Day 2 was different in many ways. The game featured mostly new-school poker studs such as Scott Seiver, Andrew Robl, Doug Polk, Dan Colman, and Sam Trickett. These are the players whose playing styles many around the poker community attempt to emulate now. The old-school players don’t get much respect from today’s younger players. The Day 2 table is considered “superior”. These guys play the hyper-aggressive style that became popular a few years ago. They attack pre-flop, flat call light in position on the flop, and almost always continuation bet.
The Day 2 table was lively, but it was obvious they don’t have the same charisma as the Day 1 competitors. I don’t mean to offend, of course, but it’s just to be expected considering that the Day 1 table was filled with poker players who had extensive experience playing in front of TV cameras and playing to the viewing audience. With that said, I thought Scott Seiver did a good job of keeping the table talk interesting. Beyond being one of the best players in the world, Seiver’s personality is quite simply made for TV. Without him at the table, I’m not sure Day 2 would have been entertaining to watch. I know some poker players don’t care for his talkative personality, but I like it.

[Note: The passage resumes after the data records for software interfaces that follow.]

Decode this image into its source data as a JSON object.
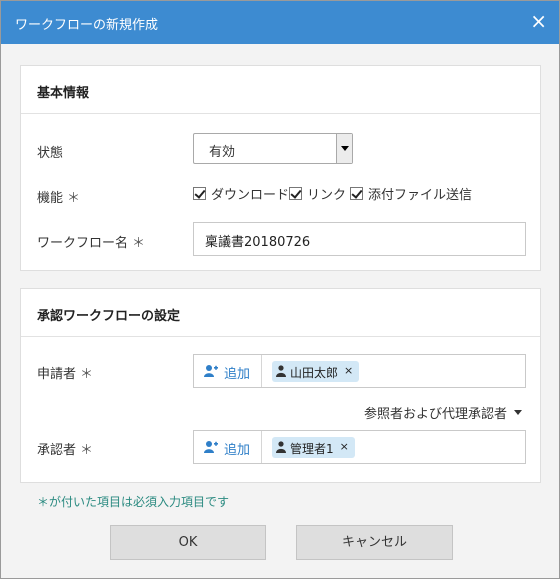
{
  "dialog": {
    "title": "ワークフローの新規作成",
    "close": "×"
  },
  "basic": {
    "heading": "基本情報",
    "status_label": "状態",
    "status_value": "有効",
    "function_label": "機能",
    "required_mark": "＊",
    "functions": [
      {
        "label": "ダウンロード",
        "checked": true
      },
      {
        "label": "リンク",
        "checked": true
      },
      {
        "label": "添付ファイル送信",
        "checked": true
      }
    ],
    "name_label": "ワークフロー名",
    "name_value": "稟議書20180726"
  },
  "approval": {
    "heading": "承認ワークフローの設定",
    "applicant_label": "申請者",
    "add_label": "追加",
    "applicant_tag": "山田太郎",
    "tag_remove": "×",
    "reference_link": "参照者および代理承認者",
    "approver_label": "承認者",
    "approver_tag": "管理者1"
  },
  "note": "＊が付いた項目は必須入力項目です",
  "buttons": {
    "ok": "OK",
    "cancel": "キャンセル"
  },
  "colors": {
    "titlebar": "#3d8bd1",
    "accent": "#2f7fc8",
    "note": "#2a8a80",
    "tag": "#d3e8f6"
  }
}
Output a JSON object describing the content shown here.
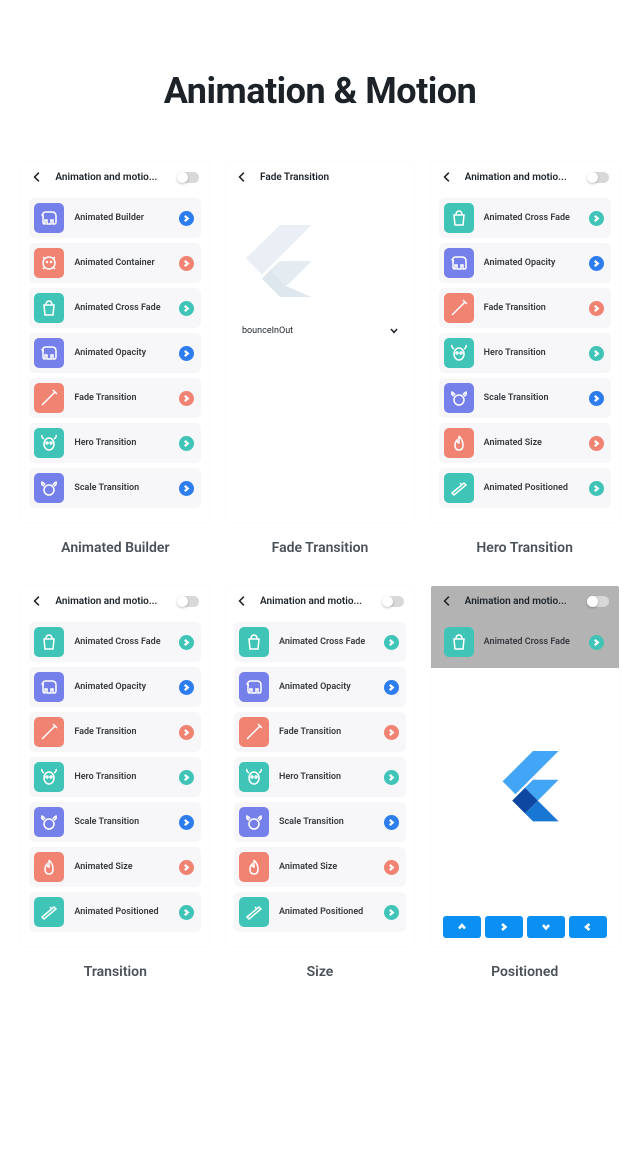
{
  "title": "Animation & Motion",
  "captions": [
    "Animated Builder",
    "Fade Transition",
    "Hero Transition",
    "Transition",
    "Size",
    "Positioned"
  ],
  "appbar": {
    "list_title": "Animation and motio...",
    "detail_title": "Fade Transition"
  },
  "dropdown_label": "bounceInOut",
  "listA": [
    {
      "icon": "elephant",
      "color": "purple",
      "label": "Animated Builder",
      "chev": "blue"
    },
    {
      "icon": "lion",
      "color": "salmon",
      "label": "Animated Container",
      "chev": "salmon"
    },
    {
      "icon": "bag",
      "color": "teal",
      "label": "Animated Cross Fade",
      "chev": "teal"
    },
    {
      "icon": "elephant",
      "color": "purple",
      "label": "Animated Opacity",
      "chev": "blue"
    },
    {
      "icon": "pen",
      "color": "salmon",
      "label": "Fade Transition",
      "chev": "salmon"
    },
    {
      "icon": "cow",
      "color": "teal",
      "label": "Hero Transition",
      "chev": "teal"
    },
    {
      "icon": "buffalo",
      "color": "purple",
      "label": "Scale Transition",
      "chev": "blue"
    }
  ],
  "listB": [
    {
      "icon": "bag",
      "color": "teal",
      "label": "Animated Cross Fade",
      "chev": "teal"
    },
    {
      "icon": "elephant",
      "color": "purple",
      "label": "Animated Opacity",
      "chev": "blue"
    },
    {
      "icon": "pen",
      "color": "salmon",
      "label": "Fade Transition",
      "chev": "salmon"
    },
    {
      "icon": "cow",
      "color": "teal",
      "label": "Hero Transition",
      "chev": "teal"
    },
    {
      "icon": "buffalo",
      "color": "purple",
      "label": "Scale Transition",
      "chev": "blue"
    },
    {
      "icon": "fire",
      "color": "salmon",
      "label": "Animated Size",
      "chev": "salmon"
    },
    {
      "icon": "rifle",
      "color": "teal",
      "label": "Animated Positioned",
      "chev": "teal"
    }
  ],
  "listC_first_label": "Animated Cross Fade"
}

Day 3: A Lively Mix of Players and Personalities
Day 3 featured an eclectic mix of players. Bobby Baldwin and a few other old-timers hit the felt, along with a couple of ‘youngsters’ such as Jean-Robert Bellande and Antonio Esfandiari. I was pleasantly surprised with this table. They were very entertaining. Specifically, Bill Klein and John Morgan were a couple of “old rich dudes” that constantly made me laugh.

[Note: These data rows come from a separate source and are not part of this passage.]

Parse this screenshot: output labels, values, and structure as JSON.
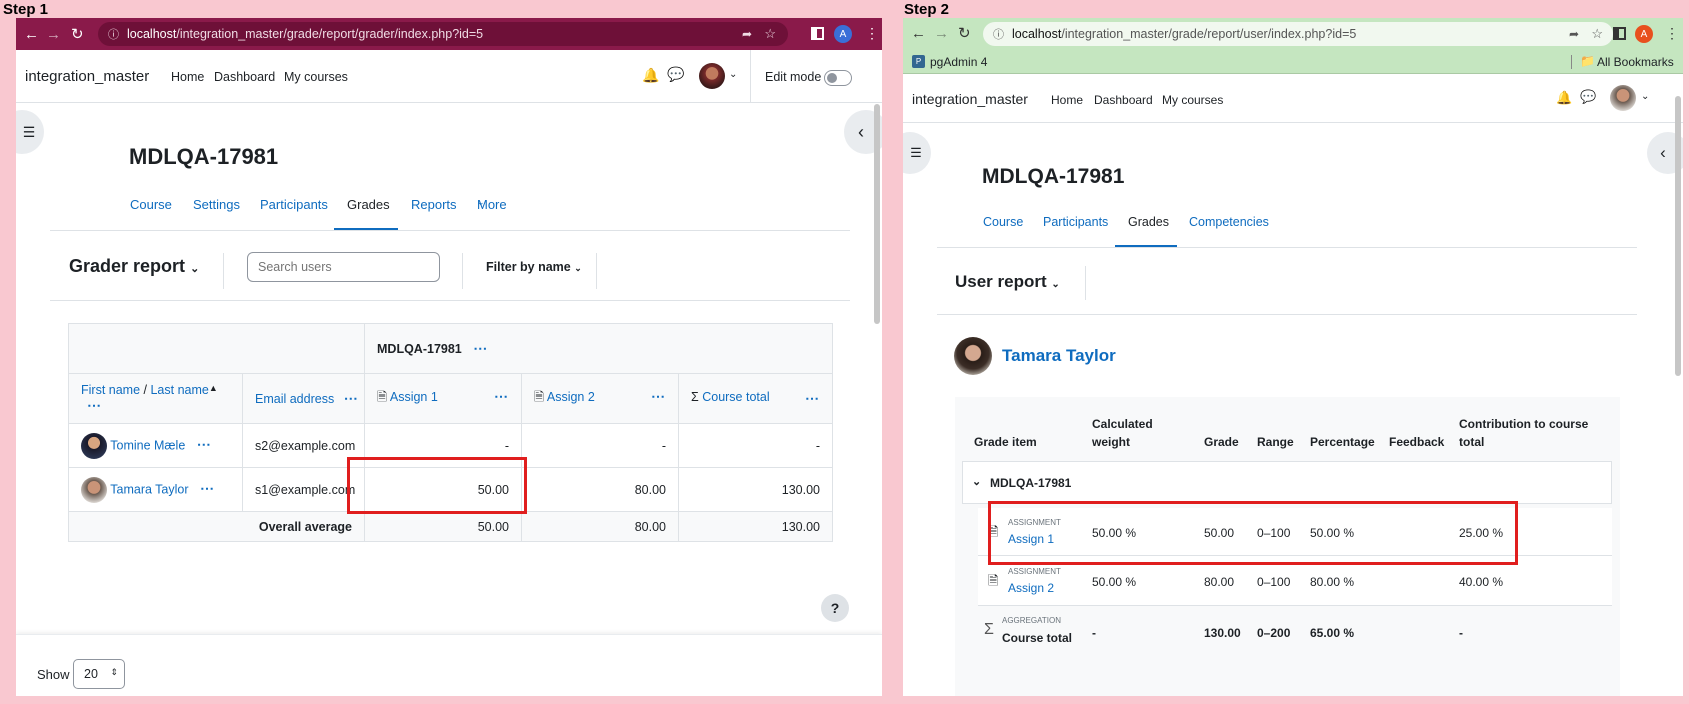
{
  "step1": {
    "label": "Step 1",
    "url_host": "localhost",
    "url_path": "/integration_master/grade/report/grader/index.php?id=5",
    "profile_letter": "A",
    "site_name": "integration_master",
    "nav": [
      "Home",
      "Dashboard",
      "My courses"
    ],
    "edit_mode": "Edit mode",
    "course_title": "MDLQA-17981",
    "tabs": [
      "Course",
      "Settings",
      "Participants",
      "Grades",
      "Reports",
      "More"
    ],
    "report_title": "Grader report",
    "search_placeholder": "Search users",
    "filter_label": "Filter by name",
    "table": {
      "category": "MDLQA-17981",
      "first_name": "First name",
      "slash": " / ",
      "last_name": "Last name",
      "email_header": "Email address",
      "assign1": "Assign 1",
      "assign2": "Assign 2",
      "course_total": "Course total",
      "rows": [
        {
          "name": "Tomine Mæle",
          "email": "s2@example.com",
          "a1": "-",
          "a2": "-",
          "total": "-"
        },
        {
          "name": "Tamara Taylor",
          "email": "s1@example.com",
          "a1": "50.00",
          "a2": "80.00",
          "total": "130.00"
        }
      ],
      "avg_label": "Overall average",
      "avg": {
        "a1": "50.00",
        "a2": "80.00",
        "total": "130.00"
      }
    },
    "show_label": "Show",
    "show_value": "20",
    "help": "?"
  },
  "step2": {
    "label": "Step 2",
    "url_host": "localhost",
    "url_path": "/integration_master/grade/report/user/index.php?id=5",
    "profile_letter": "A",
    "bookmark": "pgAdmin 4",
    "all_bookmarks": "All Bookmarks",
    "site_name": "integration_master",
    "nav": [
      "Home",
      "Dashboard",
      "My courses"
    ],
    "course_title": "MDLQA-17981",
    "tabs": [
      "Course",
      "Participants",
      "Grades",
      "Competencies"
    ],
    "report_title": "User report",
    "user_name": "Tamara Taylor",
    "headers": {
      "item": "Grade item",
      "weight1": "Calculated",
      "weight2": "weight",
      "grade": "Grade",
      "range": "Range",
      "percentage": "Percentage",
      "feedback": "Feedback",
      "contrib1": "Contribution to course",
      "contrib2": "total"
    },
    "category": "MDLQA-17981",
    "rows": [
      {
        "type": "ASSIGNMENT",
        "name": "Assign 1",
        "weight": "50.00 %",
        "grade": "50.00",
        "range": "0–100",
        "percentage": "50.00 %",
        "contribution": "25.00 %"
      },
      {
        "type": "ASSIGNMENT",
        "name": "Assign 2",
        "weight": "50.00 %",
        "grade": "80.00",
        "range": "0–100",
        "percentage": "80.00 %",
        "contribution": "40.00 %"
      }
    ],
    "total": {
      "type": "AGGREGATION",
      "name": "Course total",
      "weight": "-",
      "grade": "130.00",
      "range": "0–200",
      "percentage": "65.00 %",
      "contribution": "-"
    }
  },
  "colors": {
    "header_bar": "#8a1a4a",
    "link": "#0f6cbf",
    "highlight": "#e01e1e",
    "bookmark_bar": "#c5e6c0"
  }
}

Rick Salomon also made his way to the table on Day 3. If you’re unfamiliar with Mr. Salomon, he’s a bearded weirdo who became famous for his leaked sex tape with Paris Hilton and marrying crazy famous women such as Shannon Doherty and Pamela Anderson. He’s an entertaining player because he’s hyper-aggressive and is prepared to call anyone down with junk. The best hand of the day involved Salomon and Bellande. Salomon made a donk call in position on a queen-high flop with J-10 suited (no draw, no pair). He hit a runner-runner flush and won a massive pot against Bellande. You can imagine that Bellande’s reaction wasn’t pleasant.
Salomon isn’t a new-school player in terms of age (he’s 47), but he does play a similar style to the new-school breed. He is ultra-aggressive in position. It’s rare to see him fold to a bet on the flop even if he completely misses. He bluffs… a lot. He is aggressive pre- and post-flop and plays a lot of hands. The old-school poker mentality is quite a bit different. That’s not to say the old-schoolers only played the nuts, but they were more selective pre-flop and didn’t call down light as much.

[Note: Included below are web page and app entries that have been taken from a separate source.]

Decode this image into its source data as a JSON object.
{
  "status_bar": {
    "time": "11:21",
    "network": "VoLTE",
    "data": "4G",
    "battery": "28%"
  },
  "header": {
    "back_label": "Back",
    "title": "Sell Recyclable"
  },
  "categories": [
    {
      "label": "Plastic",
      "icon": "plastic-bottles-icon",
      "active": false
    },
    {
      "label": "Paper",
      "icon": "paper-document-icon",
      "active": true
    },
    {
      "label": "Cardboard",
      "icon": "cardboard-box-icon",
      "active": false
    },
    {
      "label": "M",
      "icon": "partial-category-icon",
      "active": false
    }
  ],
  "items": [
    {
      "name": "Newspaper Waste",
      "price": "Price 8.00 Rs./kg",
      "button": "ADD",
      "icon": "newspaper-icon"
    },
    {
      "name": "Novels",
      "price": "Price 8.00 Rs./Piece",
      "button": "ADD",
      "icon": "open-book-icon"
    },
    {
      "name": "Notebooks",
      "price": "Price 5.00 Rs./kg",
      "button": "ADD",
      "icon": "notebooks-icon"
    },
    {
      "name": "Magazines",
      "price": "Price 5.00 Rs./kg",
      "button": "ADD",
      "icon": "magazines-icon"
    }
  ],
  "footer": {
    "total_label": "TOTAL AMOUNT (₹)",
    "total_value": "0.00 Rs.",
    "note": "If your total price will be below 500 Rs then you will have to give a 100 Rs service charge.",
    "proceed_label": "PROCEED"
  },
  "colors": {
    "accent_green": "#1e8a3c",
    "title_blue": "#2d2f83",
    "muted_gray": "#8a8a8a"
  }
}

Intentional or Not, Poker Central’s Casting Was Perfect
I thought it was really cool to see the contrasting styles of play and personalities each day. I don’t know if Poker Central casted the tables intentionally or not, but it’s going to make for some epic television on their network this fall.
I caught snippets of the live stream on Twitch when I wasn’t watching live on the TV set at Aria. The commentary was solid, but viewers were unable to see hole cards. I know that this sort of ruined the enjoyment for many viewers. With that said, the beauty of episodic, professionally produced poker TV shows is that we’ll get to see the hole cards and play right along with the pros.
Mori Eskandani is producing the show and, based on his past history (Poker After Dark, High Stakes Poker), I know he’s going to get this right. I got to meet Mori on the set and he was very friendly and helpful. He even offered to help find me a good place to sit so that I could take pictures of the action, some of which I included here in my write-up.
Everyone at Poker Central and Aria have been super accommodating. It was exceptionally cool, as a poker fan, getting to watch these poker celebrities playing for millions of dollars right up close. I can’t wait to see it on television this fall, and I’m equally excited to watch the Aria Super High Roller Bowl… which has just started right as we’re publishing. I’ll check in with you guys again soon!